SCHEDULE

Date

                      Topic

 

January 22nd

Course expectations and syllabus

 

January 24th

Introduction to economic development

 

January 29th

Purchasing power parity

 

January 31st

Measuring development (HDI)

 

February 5th

Characteristics of developing countries

 

February 7th

Characteristics of developing countries 

 

February 12th

Classic theories of development (Harrod, Domar, Lewis)

 

February 14th

Classic theories of development

 

February 19th

The Solow growth model

 

February 21st

The Solow growth model

 

February 22nd  (Make-up day)

Human capital, education and health

 

February 26th 

Human capital, education and health
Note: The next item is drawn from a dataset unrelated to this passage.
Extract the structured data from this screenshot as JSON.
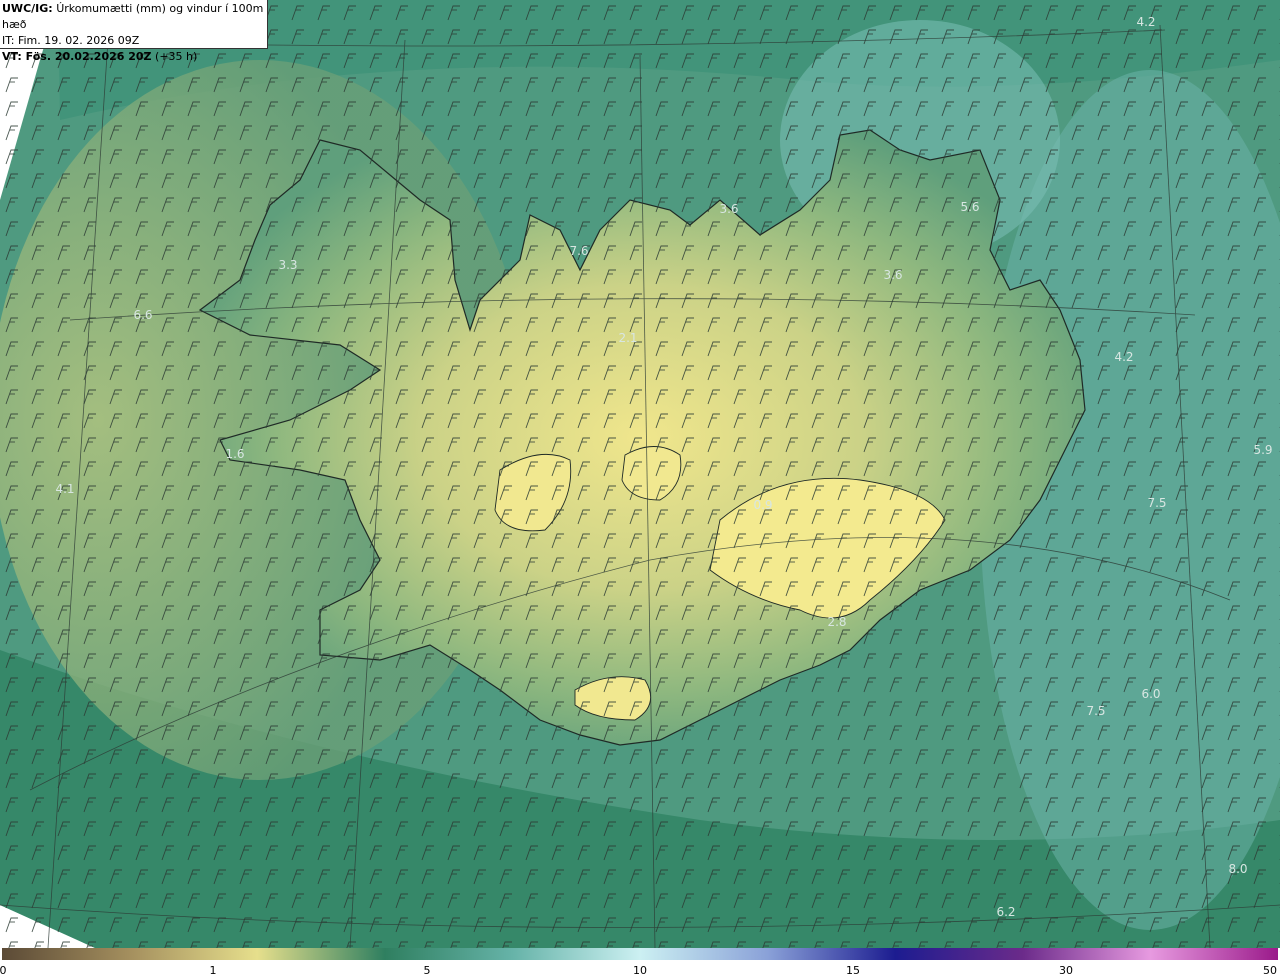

February 28th

Readings

 

March 5th

Review

 

March 7th

Midterm exam

 

March 11-15

SPRING BREAK



March 19th

Presentations

 

March 21st

Presentations

 

March 26th

Presentations

 

March 28th

Poverty, development and growth, the two way causality



April 2nd

Poverty, development and growth, the two way causality

 

April 4th

Income inequality

 

April 9th

Income inequality

 

April 11th

International trade and industrialization strategy

 

April 16th

International trade and industrialization strategy

 

April 18th

Balance of payment, financial crises and stabilization policies

 

April 23rd

Balance of payment, financial crises and stabilization policies

 

April 25th

PUBLIC HOLIDAY (make-up Feb. 22nd)



April 30th

Foreign finance and foreign direct investment

 

May 2nd

General review